- [Dataset entries]:
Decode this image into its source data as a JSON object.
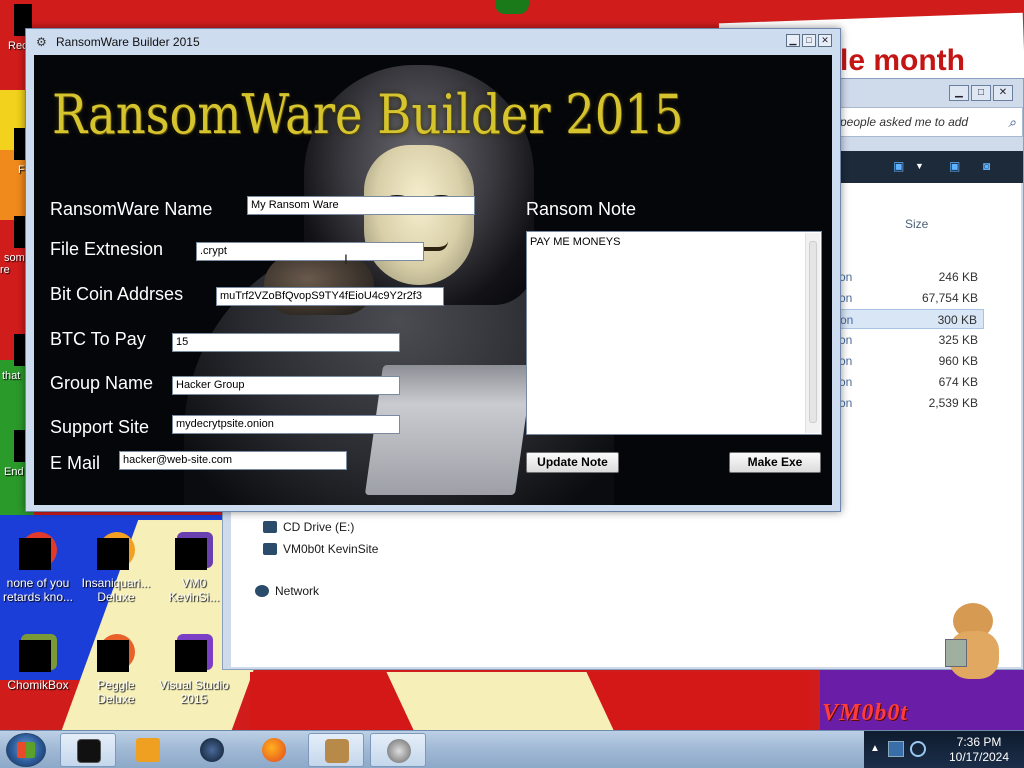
{
  "wallpaper": {
    "banner_text": "le month",
    "logo_text": "VM0b0t"
  },
  "desktop_icons": [
    {
      "label": "none of you retards kno...",
      "color": "#e13a2a"
    },
    {
      "label": "Insaniquari... Deluxe",
      "color": "#f3a020"
    },
    {
      "label": "VM0 KevinSi...",
      "color": "#6a3fb0"
    },
    {
      "label": "ChomikBox",
      "color": "#7a9a3a"
    },
    {
      "label": "Peggle Deluxe",
      "color": "#e8602a"
    },
    {
      "label": "Visual Studio 2015",
      "color": "#7a3fc4"
    }
  ],
  "partial_icons": [
    "Rec",
    "F",
    "som re",
    "that",
    "End"
  ],
  "explorer": {
    "search_placeholder": "people asked me to add",
    "size_header": "Size",
    "rows": [
      {
        "name": "on",
        "size": "246 KB",
        "selected": false
      },
      {
        "name": "on",
        "size": "67,754 KB",
        "selected": false
      },
      {
        "name": "on",
        "size": "300 KB",
        "selected": true
      },
      {
        "name": "on",
        "size": "325 KB",
        "selected": false
      },
      {
        "name": "on",
        "size": "960 KB",
        "selected": false
      },
      {
        "name": "on",
        "size": "674 KB",
        "selected": false
      },
      {
        "name": "on",
        "size": "2,539 KB",
        "selected": false
      }
    ],
    "nav": {
      "cd_drive": "CD Drive (E:)",
      "vm_site": "VM0b0t KevinSite",
      "network": "Network"
    }
  },
  "dialog": {
    "window_title": "RansomWare Builder 2015",
    "app_title": "RansomWare Builder 2015",
    "fields": {
      "name_label": "RansomWare Name",
      "name_value": "My Ransom Ware",
      "ext_label": "File Extnesion",
      "ext_value": ".crypt",
      "btc_addr_label": "Bit Coin Addrses",
      "btc_addr_value": "muTrf2VZoBfQvopS9TY4fEioU4c9Y2r2f3",
      "btc_pay_label": "BTC To Pay",
      "btc_pay_value": "15",
      "group_label": "Group Name",
      "group_value": "Hacker Group",
      "support_label": "Support Site",
      "support_value": "mydecrytpsite.onion",
      "email_label": "E Mail",
      "email_value": "hacker@web-site.com"
    },
    "note_label": "Ransom Note",
    "note_value": "PAY ME MONEYS",
    "update_button": "Update Note",
    "make_button": "Make Exe"
  },
  "taskbar": {
    "time": "7:36 PM",
    "date": "10/17/2024"
  }
}
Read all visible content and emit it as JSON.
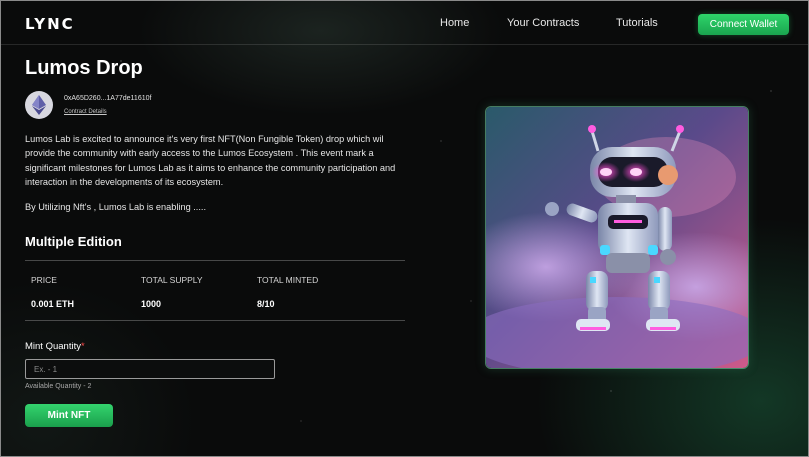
{
  "header": {
    "logo": "LYNC",
    "nav": [
      {
        "label": "Home"
      },
      {
        "label": "Your Contracts"
      },
      {
        "label": "Tutorials"
      }
    ],
    "connect_label": "Connect Wallet"
  },
  "drop": {
    "title": "Lumos Drop",
    "address": "0xA65D260...1A77de11610f",
    "contract_link": "Contract Details",
    "description": "Lumos Lab is excited to announce it's very first NFT(Non Fungible Token) drop which wil provide the community with early access to the Lumos Ecosystem . This event mark a significant milestones for  Lumos Lab as it aims to enhance the community participation and interaction in the developments of its ecosystem.",
    "utilizing": "By Utilizing Nft's , Lumos Lab is enabling ....."
  },
  "edition": {
    "title": "Multiple Edition",
    "stats": [
      {
        "label": "PRICE",
        "value": "0.001 ETH"
      },
      {
        "label": "TOTAL SUPPLY",
        "value": "1000"
      },
      {
        "label": "TOTAL MINTED",
        "value": "8/10"
      }
    ]
  },
  "mint": {
    "label": "Mint Quantity",
    "required_mark": "*",
    "placeholder": "Ex. - 1",
    "available": "Available Quantity - 2",
    "button_label": "Mint NFT"
  },
  "icons": {
    "avatar": "ethereum-icon",
    "nft_image": "robot-nft-image"
  },
  "colors": {
    "accent": "#22b85a",
    "background": "#0a0b0b",
    "required": "#ff4d4d"
  }
}
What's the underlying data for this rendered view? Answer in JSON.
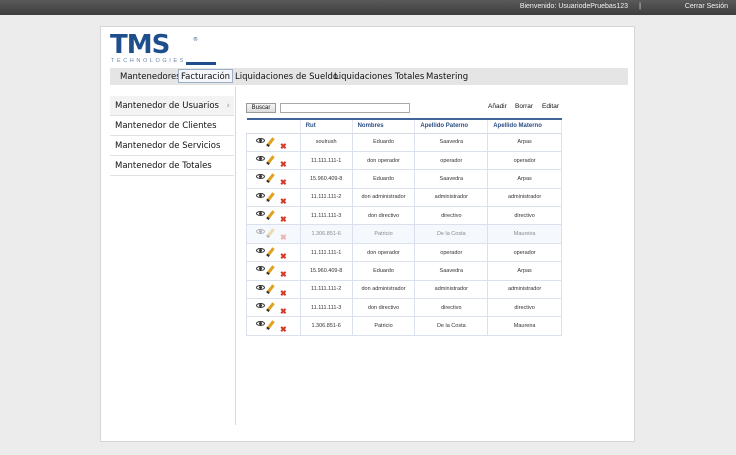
{
  "topbar": {
    "welcome": "Bienvenido: UsuariodePruebas123",
    "separator": "|",
    "logout": "Cerrar Sesión"
  },
  "logo": {
    "brand": "TMS",
    "tagline": "TECHNOLOGIES",
    "registered": "®"
  },
  "menu": {
    "items": [
      "Mantenedores",
      "Facturación",
      "Liquidaciones de Sueldo",
      "Liquidaciones Totales",
      "Mastering"
    ],
    "active": "Facturación"
  },
  "sidenav": {
    "items": [
      "Mantenedor de Usuarios",
      "Mantenedor de Clientes",
      "Mantenedor de Servicios",
      "Mantenedor de Totales"
    ],
    "chevron": "›"
  },
  "toolbar": {
    "search_button": "Buscar",
    "search_value": "",
    "add": "Añadir",
    "delete": "Borrar",
    "edit": "Editar"
  },
  "table": {
    "headers": [
      "",
      "Rut",
      "Nombres",
      "Apellido Paterno",
      "Apellido Materno"
    ],
    "rows": [
      [
        "soulrush",
        "Eduardo",
        "Saavedra",
        "Arpas"
      ],
      [
        "11.111.111-1",
        "don operador",
        "operador",
        "operador"
      ],
      [
        "15.960.409-8",
        "Eduardo",
        "Saavedra",
        "Arpas"
      ],
      [
        "11.111.111-2",
        "don administrador",
        "administrador",
        "administrador"
      ],
      [
        "11.111.111-3",
        "don directivo",
        "directivo",
        "directivo"
      ],
      [
        "1.306.851-6",
        "Patricio",
        "De la Costa",
        "Maureira"
      ],
      [
        "11.111.111-1",
        "don operador",
        "operador",
        "operador"
      ],
      [
        "15.960.409-8",
        "Eduardo",
        "Saavedra",
        "Arpas"
      ],
      [
        "11.111.111-2",
        "don administrador",
        "administrador",
        "administrador"
      ],
      [
        "11.111.111-3",
        "don directivo",
        "directivo",
        "directivo"
      ],
      [
        "1.306.851-6",
        "Patricio",
        "De la Costa",
        "Maureira"
      ]
    ],
    "row_icons": [
      "eye-icon",
      "pencil-icon",
      "close-icon"
    ],
    "delete_glyph": "✖"
  },
  "colors": {
    "brand": "#1f4e8c",
    "header_text": "#2b4f86",
    "delete": "#d23a2a"
  }
}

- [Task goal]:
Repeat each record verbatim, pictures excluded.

- [Solution for this problem]:
Decode this image into its source data as a JSON object.
{
  "wallpaper": {
    "banner_text": "le month",
    "logo_text": "VM0b0t"
  },
  "desktop_icons": [
    {
      "label": "none of you retards kno...",
      "color": "#e13a2a"
    },
    {
      "label": "Insaniquari... Deluxe",
      "color": "#f3a020"
    },
    {
      "label": "VM0 KevinSi...",
      "color": "#6a3fb0"
    },
    {
      "label": "ChomikBox",
      "color": "#7a9a3a"
    },
    {
      "label": "Peggle Deluxe",
      "color": "#e8602a"
    },
    {
      "label": "Visual Studio 2015",
      "color": "#7a3fc4"
    }
  ],
  "partial_icons": [
    "Rec",
    "F",
    "som re",
    "that",
    "End"
  ],
  "explorer": {
    "search_placeholder": "people asked me to add",
    "size_header": "Size",
    "rows": [
      {
        "name": "on",
        "size": "246 KB",
        "selected": false
      },
      {
        "name": "on",
        "size": "67,754 KB",
        "selected": false
      },
      {
        "name": "on",
        "size": "300 KB",
        "selected": true
      },
      {
        "name": "on",
        "size": "325 KB",
        "selected": false
      },
      {
        "name": "on",
        "size": "960 KB",
        "selected": false
      },
      {
        "name": "on",
        "size": "674 KB",
        "selected": false
      },
      {
        "name": "on",
        "size": "2,539 KB",
        "selected": false
      }
    ],
    "nav": {
      "cd_drive": "CD Drive (E:)",
      "vm_site": "VM0b0t KevinSite",
      "network": "Network"
    }
  },
  "dialog": {
    "window_title": "RansomWare Builder 2015",
    "app_title": "RansomWare Builder 2015",
    "fields": {
      "name_label": "RansomWare Name",
      "name_value": "My Ransom Ware",
      "ext_label": "File Extnesion",
      "ext_value": ".crypt",
      "btc_addr_label": "Bit Coin Addrses",
      "btc_addr_value": "muTrf2VZoBfQvopS9TY4fEioU4c9Y2r2f3",
      "btc_pay_label": "BTC To Pay",
      "btc_pay_value": "15",
      "group_label": "Group Name",
      "group_value": "Hacker Group",
      "support_label": "Support Site",
      "support_value": "mydecrytpsite.onion",
      "email_label": "E Mail",
      "email_value": "hacker@web-site.com"
    },
    "note_label": "Ransom Note",
    "note_value": "PAY ME MONEYS",
    "update_button": "Update Note",
    "make_button": "Make Exe"
  },
  "taskbar": {
    "time": "7:36 PM",
    "date": "10/17/2024"
  }
}
Read all visible content and emit it as JSON.
{
  "header": {
    "logo": "LYNC",
    "nav": [
      {
        "label": "Home"
      },
      {
        "label": "Your Contracts"
      },
      {
        "label": "Tutorials"
      }
    ],
    "connect_label": "Connect Wallet"
  },
  "drop": {
    "title": "Lumos Drop",
    "address": "0xA65D260...1A77de11610f",
    "contract_link": "Contract Details",
    "description": "Lumos Lab is excited to announce it's very first NFT(Non Fungible Token) drop which wil provide the community with early access to the Lumos Ecosystem . This event mark a significant milestones for  Lumos Lab as it aims to enhance the community participation and interaction in the developments of its ecosystem.",
    "utilizing": "By Utilizing Nft's , Lumos Lab is enabling ....."
  },
  "edition": {
    "title": "Multiple Edition",
    "stats": [
      {
        "label": "PRICE",
        "value": "0.001 ETH"
      },
      {
        "label": "TOTAL SUPPLY",
        "value": "1000"
      },
      {
        "label": "TOTAL MINTED",
        "value": "8/10"
      }
    ]
  },
  "mint": {
    "label": "Mint Quantity",
    "required_mark": "*",
    "placeholder": "Ex. - 1",
    "available": "Available Quantity - 2",
    "button_label": "Mint NFT"
  },
  "icons": {
    "avatar": "ethereum-icon",
    "nft_image": "robot-nft-image"
  },
  "colors": {
    "accent": "#22b85a",
    "background": "#0a0b0b",
    "required": "#ff4d4d"
  }
}
What's the underlying data for this rendered view? Answer in JSON.
{
  "topbar": {
    "welcome": "Bienvenido: UsuariodePruebas123",
    "separator": "|",
    "logout": "Cerrar Sesión"
  },
  "logo": {
    "brand": "TMS",
    "tagline": "TECHNOLOGIES",
    "registered": "®"
  },
  "menu": {
    "items": [
      "Mantenedores",
      "Facturación",
      "Liquidaciones de Sueldo",
      "Liquidaciones Totales",
      "Mastering"
    ],
    "active": "Facturación"
  },
  "sidenav": {
    "items": [
      "Mantenedor de Usuarios",
      "Mantenedor de Clientes",
      "Mantenedor de Servicios",
      "Mantenedor de Totales"
    ],
    "chevron": "›"
  },
  "toolbar": {
    "search_button": "Buscar",
    "search_value": "",
    "add": "Añadir",
    "delete": "Borrar",
    "edit": "Editar"
  },
  "table": {
    "headers": [
      "",
      "Rut",
      "Nombres",
      "Apellido Paterno",
      "Apellido Materno"
    ],
    "rows": [
      [
        "soulrush",
        "Eduardo",
        "Saavedra",
        "Arpas"
      ],
      [
        "11.111.111-1",
        "don operador",
        "operador",
        "operador"
      ],
      [
        "15.960.409-8",
        "Eduardo",
        "Saavedra",
        "Arpas"
      ],
      [
        "11.111.111-2",
        "don administrador",
        "administrador",
        "administrador"
      ],
      [
        "11.111.111-3",
        "don directivo",
        "directivo",
        "directivo"
      ],
      [
        "1.306.851-6",
        "Patricio",
        "De la Costa",
        "Maureira"
      ],
      [
        "11.111.111-1",
        "don operador",
        "operador",
        "operador"
      ],
      [
        "15.960.409-8",
        "Eduardo",
        "Saavedra",
        "Arpas"
      ],
      [
        "11.111.111-2",
        "don administrador",
        "administrador",
        "administrador"
      ],
      [
        "11.111.111-3",
        "don directivo",
        "directivo",
        "directivo"
      ],
      [
        "1.306.851-6",
        "Patricio",
        "De la Costa",
        "Maureira"
      ]
    ],
    "row_icons": [
      "eye-icon",
      "pencil-icon",
      "close-icon"
    ],
    "delete_glyph": "✖"
  },
  "colors": {
    "brand": "#1f4e8c",
    "header_text": "#2b4f86",
    "delete": "#d23a2a"
  }
}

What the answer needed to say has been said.